“Numerous powerful US politicians emphasize that Washington’s obsession with development of ballistic missile defense framework in the Czech Republic and Poland provokes Russia into retaliation. Another global crisis is really the last thing the Americans need at this point. As things stand, they already have enough troubles in Iraq, Afghanistan, and some other regions. That is why the United States just might try and find a way to gradually abandon its plans of a global ballistic missile defense framework without acknowledgement of Russia’s vexation so as to be spare the Americans accusations of weakness and readiness to bow to Moscow. All things considered, references to the cost and technical inadequacy of the whole project may offer a fine way out for the Americans,” Pikayev said.

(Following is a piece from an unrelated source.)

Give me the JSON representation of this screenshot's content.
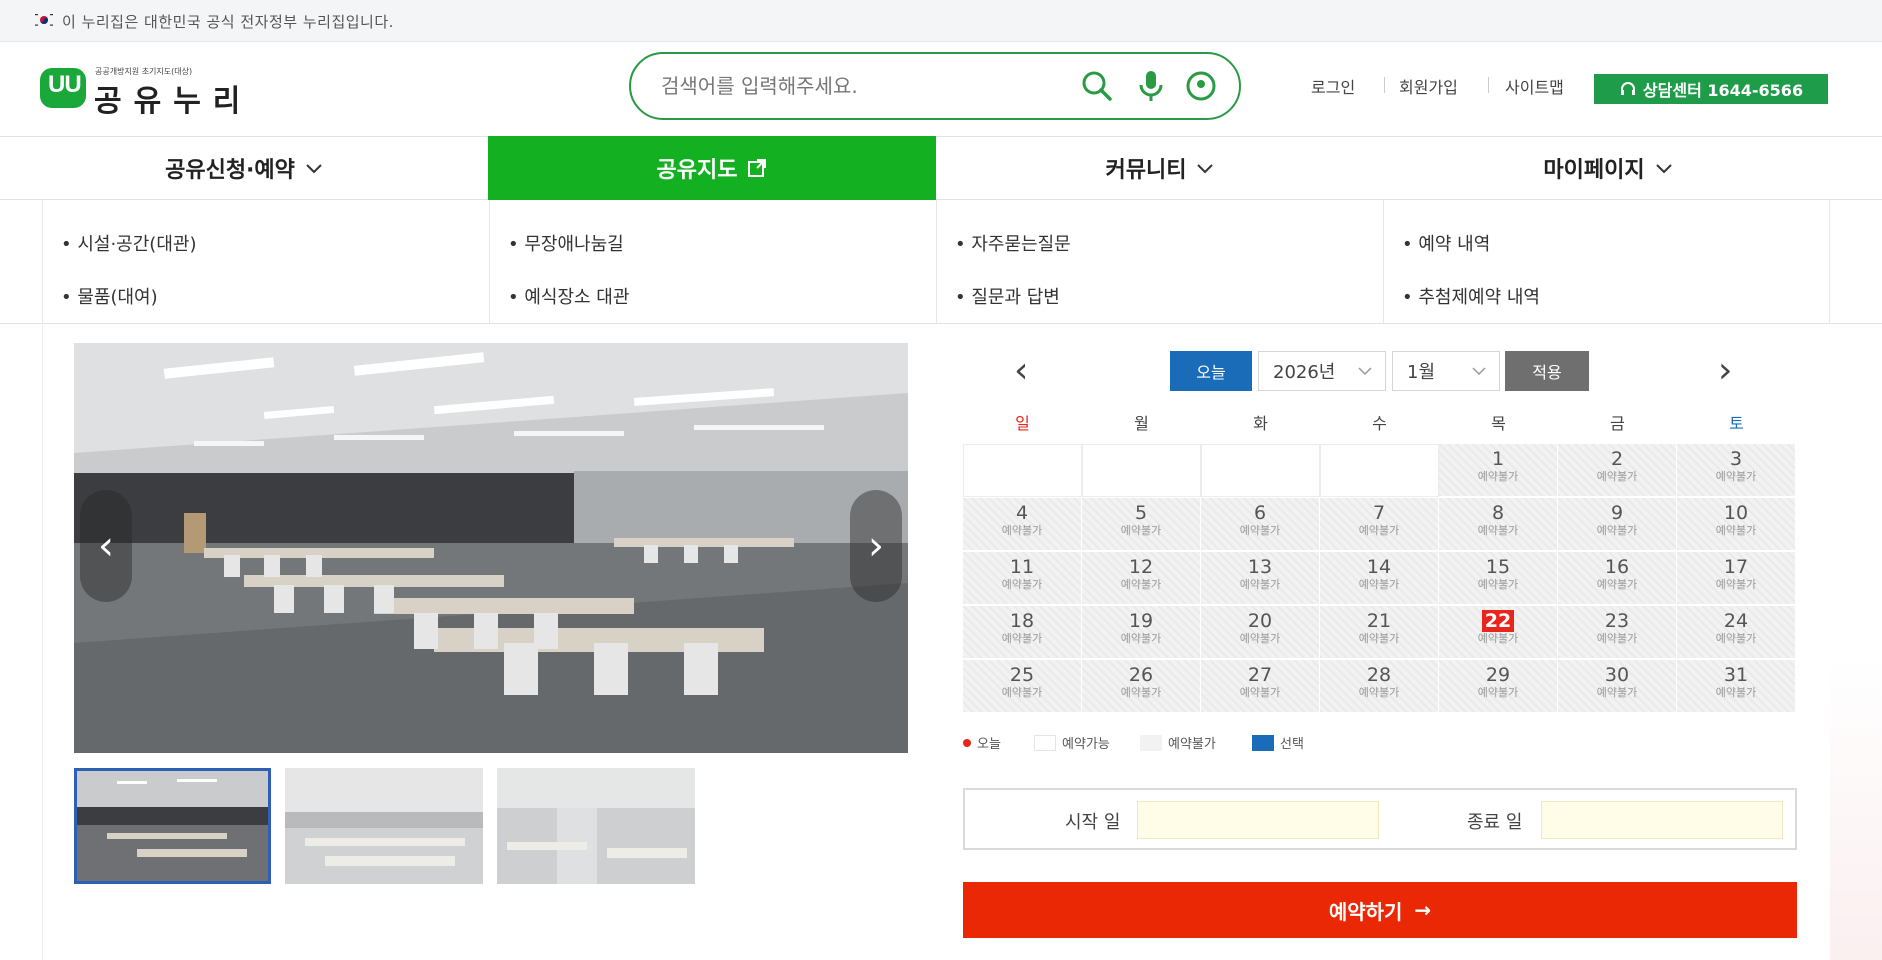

Progress in the matters of strategic arms reduction and ballistic missile defense is only possible after Barack Obama’s inauguration scheduled for January 20, 2009. “The Americans are showing respect for the national political tradition that does not permit the going US Administration to leave its successor a mess in terms of relations with the other nuclear power,” Nikolai Zlobin of the Washington-based Global Security Institute said. “It follows that Bush’s Administration has to do something about the US-Russian relations.”
Obama’s appearance in the White House may remedy the situation. “The US political establishment ponders making a complete ban on nuclear weapons the first foreign political priority nowadays,” Zlobin said. “This idea is promoted by former state secretaries George P. Shultz and Henry Kissenger, erstwhile secretary of defense William Perry, and ex-chairman of the senatorial Armed Forces Committee San Nunn. All these people wield a lot of clout with the American political establishment, you know.”
Senator Richard Lugar, Nunn’s colleague in the Russian-American weapons of mass destruction control program, is expected in Moscow today. Lugar is coming to meet with Senior Deputy Premier Igor Shuvalov, Deputy Premier Igor Sechin, Foreign Minister Sergei Lavrov, and other Russian officials to discuss arms control.